Aim of the task.
A complete response lists each line of the data below that includes the word "Coffee".

Task data.
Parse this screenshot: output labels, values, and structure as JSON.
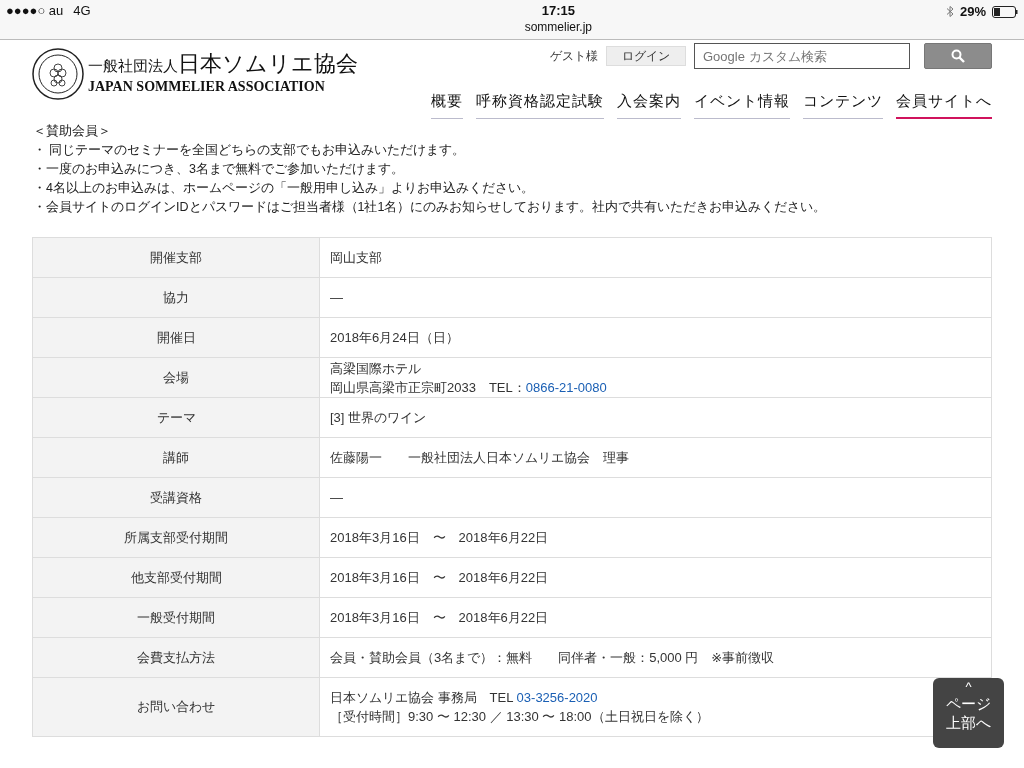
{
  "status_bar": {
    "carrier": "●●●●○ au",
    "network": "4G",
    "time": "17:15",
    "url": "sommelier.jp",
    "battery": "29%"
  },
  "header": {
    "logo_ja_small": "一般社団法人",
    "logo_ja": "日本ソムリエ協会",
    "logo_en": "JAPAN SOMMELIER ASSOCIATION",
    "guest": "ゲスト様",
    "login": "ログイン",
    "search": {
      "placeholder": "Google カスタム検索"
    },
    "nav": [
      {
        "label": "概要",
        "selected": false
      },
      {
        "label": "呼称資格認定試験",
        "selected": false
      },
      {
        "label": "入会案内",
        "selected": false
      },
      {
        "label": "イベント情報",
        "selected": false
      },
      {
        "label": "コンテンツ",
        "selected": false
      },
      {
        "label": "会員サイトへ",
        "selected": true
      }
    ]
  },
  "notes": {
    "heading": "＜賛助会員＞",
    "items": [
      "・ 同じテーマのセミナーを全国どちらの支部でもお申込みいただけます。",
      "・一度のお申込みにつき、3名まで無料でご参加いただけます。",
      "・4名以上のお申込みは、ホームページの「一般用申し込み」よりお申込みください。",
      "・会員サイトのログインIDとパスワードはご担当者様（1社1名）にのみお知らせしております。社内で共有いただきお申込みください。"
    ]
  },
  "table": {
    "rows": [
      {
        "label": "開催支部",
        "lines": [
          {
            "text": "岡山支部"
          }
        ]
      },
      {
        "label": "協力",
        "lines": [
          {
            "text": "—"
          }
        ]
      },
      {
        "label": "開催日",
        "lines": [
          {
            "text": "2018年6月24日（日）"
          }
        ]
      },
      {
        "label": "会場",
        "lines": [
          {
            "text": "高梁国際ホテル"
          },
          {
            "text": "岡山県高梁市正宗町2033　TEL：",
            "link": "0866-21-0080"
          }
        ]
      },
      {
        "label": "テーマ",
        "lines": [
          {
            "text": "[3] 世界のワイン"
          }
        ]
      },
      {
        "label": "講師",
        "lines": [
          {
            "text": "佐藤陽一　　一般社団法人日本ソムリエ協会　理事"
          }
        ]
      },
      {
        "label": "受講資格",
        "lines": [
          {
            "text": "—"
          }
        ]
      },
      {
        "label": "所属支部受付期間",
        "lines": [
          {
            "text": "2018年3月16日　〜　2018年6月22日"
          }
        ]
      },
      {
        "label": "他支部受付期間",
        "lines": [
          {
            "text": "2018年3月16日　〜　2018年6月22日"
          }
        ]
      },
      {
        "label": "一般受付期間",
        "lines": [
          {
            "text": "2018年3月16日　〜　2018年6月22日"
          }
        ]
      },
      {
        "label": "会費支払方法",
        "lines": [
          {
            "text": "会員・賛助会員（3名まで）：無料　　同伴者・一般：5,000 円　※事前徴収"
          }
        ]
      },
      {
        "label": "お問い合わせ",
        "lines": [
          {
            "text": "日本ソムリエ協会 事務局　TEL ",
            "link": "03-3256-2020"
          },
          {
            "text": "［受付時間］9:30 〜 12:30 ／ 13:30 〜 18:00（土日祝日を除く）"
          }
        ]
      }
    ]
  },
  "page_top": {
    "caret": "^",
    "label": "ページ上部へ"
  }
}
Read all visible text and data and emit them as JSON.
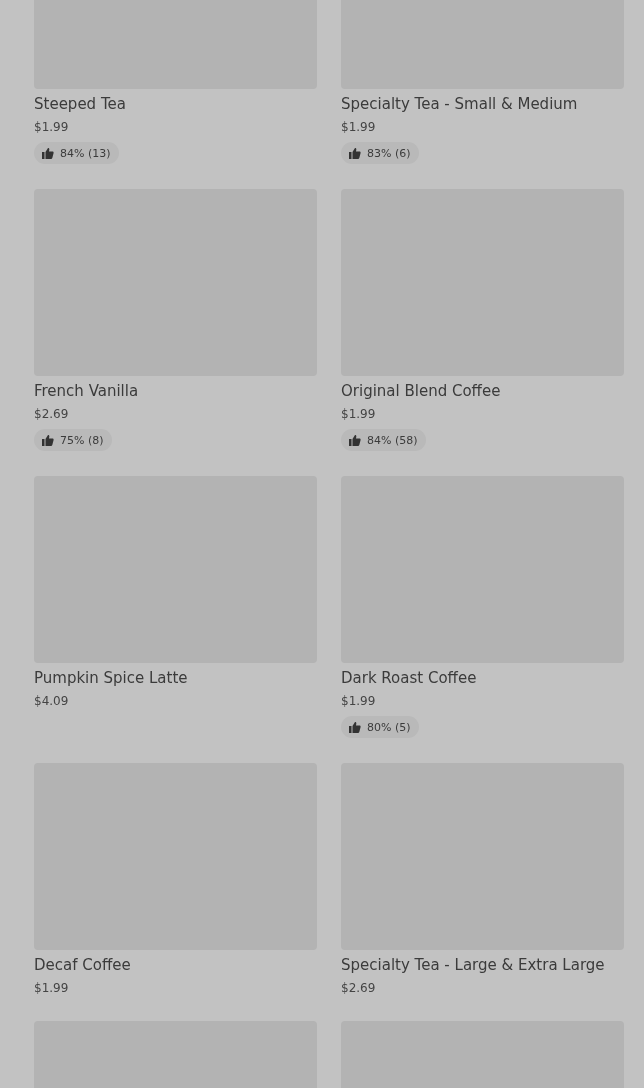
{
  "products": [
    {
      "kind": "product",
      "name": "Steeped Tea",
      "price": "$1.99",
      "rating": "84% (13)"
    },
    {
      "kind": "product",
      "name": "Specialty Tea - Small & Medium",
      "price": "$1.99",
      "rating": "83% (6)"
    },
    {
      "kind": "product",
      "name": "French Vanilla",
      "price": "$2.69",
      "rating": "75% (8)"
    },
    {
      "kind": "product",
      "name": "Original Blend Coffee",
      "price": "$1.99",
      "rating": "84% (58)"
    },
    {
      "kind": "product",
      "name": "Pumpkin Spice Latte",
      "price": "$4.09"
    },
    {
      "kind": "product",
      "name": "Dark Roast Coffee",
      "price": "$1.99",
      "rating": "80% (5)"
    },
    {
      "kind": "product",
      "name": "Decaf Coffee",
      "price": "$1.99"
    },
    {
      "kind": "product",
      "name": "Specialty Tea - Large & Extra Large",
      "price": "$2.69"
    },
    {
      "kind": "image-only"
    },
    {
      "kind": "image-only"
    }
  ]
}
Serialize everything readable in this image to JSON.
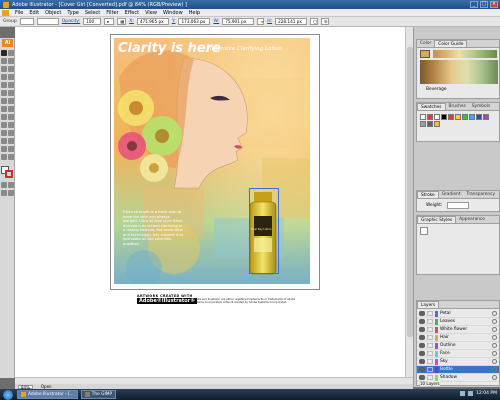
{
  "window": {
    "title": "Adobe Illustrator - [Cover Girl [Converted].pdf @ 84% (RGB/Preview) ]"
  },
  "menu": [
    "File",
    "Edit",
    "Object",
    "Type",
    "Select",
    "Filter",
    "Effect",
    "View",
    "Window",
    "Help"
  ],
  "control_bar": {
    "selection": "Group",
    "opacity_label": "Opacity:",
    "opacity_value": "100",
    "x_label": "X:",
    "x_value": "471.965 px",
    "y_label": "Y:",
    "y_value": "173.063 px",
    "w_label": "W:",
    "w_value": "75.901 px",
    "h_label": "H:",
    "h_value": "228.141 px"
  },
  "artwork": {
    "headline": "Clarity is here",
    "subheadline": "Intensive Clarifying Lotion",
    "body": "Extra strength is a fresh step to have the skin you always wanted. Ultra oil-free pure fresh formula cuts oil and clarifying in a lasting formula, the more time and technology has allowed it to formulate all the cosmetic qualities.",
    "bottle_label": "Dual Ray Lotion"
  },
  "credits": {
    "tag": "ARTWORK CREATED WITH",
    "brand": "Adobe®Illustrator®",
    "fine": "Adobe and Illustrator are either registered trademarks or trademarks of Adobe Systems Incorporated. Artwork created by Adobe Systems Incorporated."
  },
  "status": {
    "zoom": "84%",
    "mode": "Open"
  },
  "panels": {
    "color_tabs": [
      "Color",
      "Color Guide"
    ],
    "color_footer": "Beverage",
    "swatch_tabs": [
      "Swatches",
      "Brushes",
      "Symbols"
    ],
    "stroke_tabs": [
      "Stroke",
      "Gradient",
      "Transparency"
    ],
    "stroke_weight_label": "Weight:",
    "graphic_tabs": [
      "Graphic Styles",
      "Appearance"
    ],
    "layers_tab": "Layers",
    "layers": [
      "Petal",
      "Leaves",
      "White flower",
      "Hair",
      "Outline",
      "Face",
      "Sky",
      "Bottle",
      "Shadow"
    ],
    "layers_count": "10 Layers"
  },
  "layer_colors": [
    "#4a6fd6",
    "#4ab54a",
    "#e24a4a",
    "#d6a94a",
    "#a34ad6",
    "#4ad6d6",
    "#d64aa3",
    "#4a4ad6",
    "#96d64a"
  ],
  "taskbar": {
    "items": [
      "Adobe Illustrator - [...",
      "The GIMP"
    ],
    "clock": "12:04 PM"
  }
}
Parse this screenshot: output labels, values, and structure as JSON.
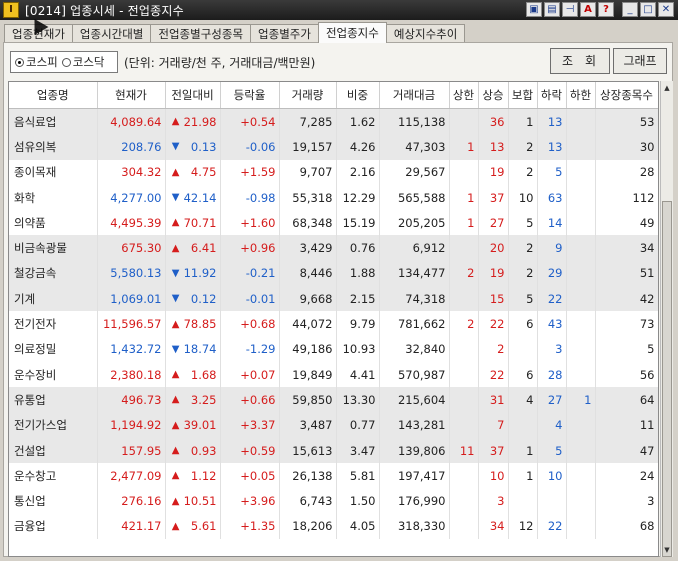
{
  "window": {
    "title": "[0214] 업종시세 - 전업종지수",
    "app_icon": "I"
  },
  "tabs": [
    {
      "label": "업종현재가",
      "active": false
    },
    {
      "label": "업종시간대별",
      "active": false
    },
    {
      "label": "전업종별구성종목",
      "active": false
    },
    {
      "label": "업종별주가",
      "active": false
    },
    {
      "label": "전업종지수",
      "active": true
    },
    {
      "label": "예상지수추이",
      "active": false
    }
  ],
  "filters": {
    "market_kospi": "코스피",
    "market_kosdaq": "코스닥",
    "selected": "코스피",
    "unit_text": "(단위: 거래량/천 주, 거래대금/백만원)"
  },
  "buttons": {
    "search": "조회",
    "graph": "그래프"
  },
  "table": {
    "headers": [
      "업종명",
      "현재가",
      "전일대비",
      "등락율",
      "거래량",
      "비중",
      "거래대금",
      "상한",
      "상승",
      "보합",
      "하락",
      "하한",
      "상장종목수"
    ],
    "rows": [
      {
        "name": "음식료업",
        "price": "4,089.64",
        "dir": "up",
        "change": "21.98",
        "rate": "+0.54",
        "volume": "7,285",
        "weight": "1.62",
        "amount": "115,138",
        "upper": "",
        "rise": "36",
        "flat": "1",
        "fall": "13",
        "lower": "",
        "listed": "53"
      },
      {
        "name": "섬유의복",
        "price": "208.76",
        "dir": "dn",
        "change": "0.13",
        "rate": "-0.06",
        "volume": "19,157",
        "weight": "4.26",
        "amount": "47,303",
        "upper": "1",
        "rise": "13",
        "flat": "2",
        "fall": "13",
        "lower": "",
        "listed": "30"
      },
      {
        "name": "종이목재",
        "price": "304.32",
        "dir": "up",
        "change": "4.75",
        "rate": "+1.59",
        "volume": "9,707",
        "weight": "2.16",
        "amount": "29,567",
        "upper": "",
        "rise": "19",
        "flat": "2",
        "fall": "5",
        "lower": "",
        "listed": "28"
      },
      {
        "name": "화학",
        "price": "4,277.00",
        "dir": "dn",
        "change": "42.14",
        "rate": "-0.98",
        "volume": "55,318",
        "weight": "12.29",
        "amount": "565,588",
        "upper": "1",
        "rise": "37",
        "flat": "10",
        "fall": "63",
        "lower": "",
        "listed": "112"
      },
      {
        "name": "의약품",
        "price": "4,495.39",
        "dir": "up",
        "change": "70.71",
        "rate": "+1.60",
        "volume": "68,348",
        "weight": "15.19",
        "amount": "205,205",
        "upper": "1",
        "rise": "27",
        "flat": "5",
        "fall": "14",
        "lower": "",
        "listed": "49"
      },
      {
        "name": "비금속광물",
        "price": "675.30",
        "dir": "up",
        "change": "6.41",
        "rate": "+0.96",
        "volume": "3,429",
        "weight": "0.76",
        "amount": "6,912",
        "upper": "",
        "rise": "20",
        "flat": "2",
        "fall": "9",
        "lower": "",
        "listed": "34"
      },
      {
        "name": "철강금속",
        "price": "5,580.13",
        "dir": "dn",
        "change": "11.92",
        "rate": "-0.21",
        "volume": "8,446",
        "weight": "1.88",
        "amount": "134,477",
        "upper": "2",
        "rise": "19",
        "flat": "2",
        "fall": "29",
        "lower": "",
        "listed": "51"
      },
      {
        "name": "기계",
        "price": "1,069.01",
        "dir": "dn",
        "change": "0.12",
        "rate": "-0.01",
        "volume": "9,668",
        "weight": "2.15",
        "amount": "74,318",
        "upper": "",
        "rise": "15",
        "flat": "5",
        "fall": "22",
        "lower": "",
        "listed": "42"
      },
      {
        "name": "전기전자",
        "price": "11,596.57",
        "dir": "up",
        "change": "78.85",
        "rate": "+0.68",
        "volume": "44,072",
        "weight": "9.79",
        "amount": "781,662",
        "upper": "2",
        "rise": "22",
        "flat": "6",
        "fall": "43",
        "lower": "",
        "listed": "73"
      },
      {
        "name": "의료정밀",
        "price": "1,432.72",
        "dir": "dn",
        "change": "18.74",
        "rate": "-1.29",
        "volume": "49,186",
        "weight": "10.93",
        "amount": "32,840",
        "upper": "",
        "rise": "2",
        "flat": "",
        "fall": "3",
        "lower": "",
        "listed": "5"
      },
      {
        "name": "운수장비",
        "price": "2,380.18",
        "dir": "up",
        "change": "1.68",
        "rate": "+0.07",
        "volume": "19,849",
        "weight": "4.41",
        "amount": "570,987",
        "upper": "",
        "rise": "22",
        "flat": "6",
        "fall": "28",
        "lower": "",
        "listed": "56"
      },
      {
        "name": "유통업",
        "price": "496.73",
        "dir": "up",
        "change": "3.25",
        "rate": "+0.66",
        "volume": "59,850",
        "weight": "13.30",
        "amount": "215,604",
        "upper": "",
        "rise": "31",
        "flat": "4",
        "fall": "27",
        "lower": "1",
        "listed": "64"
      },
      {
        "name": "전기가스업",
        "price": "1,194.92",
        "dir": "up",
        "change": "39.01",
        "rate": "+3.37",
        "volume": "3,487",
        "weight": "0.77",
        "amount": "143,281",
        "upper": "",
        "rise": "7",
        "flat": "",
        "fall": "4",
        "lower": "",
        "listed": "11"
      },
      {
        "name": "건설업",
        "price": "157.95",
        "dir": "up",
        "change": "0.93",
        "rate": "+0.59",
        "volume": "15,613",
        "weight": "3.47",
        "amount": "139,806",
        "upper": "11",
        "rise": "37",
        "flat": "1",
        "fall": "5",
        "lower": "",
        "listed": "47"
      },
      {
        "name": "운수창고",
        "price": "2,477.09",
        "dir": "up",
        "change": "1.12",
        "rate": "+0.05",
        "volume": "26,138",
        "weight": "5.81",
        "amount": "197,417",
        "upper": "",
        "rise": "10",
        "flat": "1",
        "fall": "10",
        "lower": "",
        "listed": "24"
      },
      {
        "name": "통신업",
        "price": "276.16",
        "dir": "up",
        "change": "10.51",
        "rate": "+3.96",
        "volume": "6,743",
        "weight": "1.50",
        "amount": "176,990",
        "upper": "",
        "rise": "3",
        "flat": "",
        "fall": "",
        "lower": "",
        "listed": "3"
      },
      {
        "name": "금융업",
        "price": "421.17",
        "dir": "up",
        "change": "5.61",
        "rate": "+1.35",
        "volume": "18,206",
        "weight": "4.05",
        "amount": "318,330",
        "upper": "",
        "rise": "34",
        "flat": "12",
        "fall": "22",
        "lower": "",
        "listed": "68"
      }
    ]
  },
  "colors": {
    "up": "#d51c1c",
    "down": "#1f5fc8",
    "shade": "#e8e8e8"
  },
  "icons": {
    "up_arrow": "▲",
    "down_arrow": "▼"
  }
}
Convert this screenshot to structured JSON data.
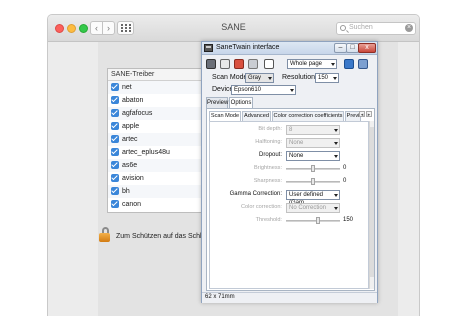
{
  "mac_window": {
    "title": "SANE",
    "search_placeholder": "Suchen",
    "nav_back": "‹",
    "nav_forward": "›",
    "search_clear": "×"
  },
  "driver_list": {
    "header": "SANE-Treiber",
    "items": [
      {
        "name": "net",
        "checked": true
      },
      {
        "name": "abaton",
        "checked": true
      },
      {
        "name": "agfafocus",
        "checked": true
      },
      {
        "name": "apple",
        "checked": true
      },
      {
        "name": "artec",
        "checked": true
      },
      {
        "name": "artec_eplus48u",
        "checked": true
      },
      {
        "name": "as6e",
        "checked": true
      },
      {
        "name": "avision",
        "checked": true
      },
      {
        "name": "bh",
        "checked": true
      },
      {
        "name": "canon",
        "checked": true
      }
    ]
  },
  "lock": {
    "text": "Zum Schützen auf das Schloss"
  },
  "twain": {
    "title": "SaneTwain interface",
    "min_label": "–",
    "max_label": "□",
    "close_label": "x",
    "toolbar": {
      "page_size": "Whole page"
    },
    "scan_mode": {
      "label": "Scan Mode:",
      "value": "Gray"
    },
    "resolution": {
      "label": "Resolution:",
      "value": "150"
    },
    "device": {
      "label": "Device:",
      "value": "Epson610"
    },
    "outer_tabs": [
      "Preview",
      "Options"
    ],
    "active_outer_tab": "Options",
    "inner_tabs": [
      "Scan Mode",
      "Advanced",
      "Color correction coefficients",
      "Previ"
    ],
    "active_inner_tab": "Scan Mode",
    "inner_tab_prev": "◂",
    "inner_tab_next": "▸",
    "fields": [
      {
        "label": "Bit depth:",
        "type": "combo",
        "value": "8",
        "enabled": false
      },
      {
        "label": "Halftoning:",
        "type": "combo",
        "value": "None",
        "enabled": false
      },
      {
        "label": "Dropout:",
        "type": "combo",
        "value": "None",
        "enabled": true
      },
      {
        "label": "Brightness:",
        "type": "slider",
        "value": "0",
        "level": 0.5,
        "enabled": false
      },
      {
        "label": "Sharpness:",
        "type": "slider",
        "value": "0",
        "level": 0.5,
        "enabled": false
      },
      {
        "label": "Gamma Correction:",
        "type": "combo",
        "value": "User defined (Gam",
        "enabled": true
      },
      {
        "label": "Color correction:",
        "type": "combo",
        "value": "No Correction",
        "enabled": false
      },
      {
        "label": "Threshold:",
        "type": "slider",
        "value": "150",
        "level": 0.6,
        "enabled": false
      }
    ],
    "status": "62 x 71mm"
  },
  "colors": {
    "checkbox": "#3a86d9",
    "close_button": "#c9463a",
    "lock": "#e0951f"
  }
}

Solved problem.
      "name": "Original Blend Coffee",
      "name": "Dark Roast Coffee",
      "name": "Decaf Coffee",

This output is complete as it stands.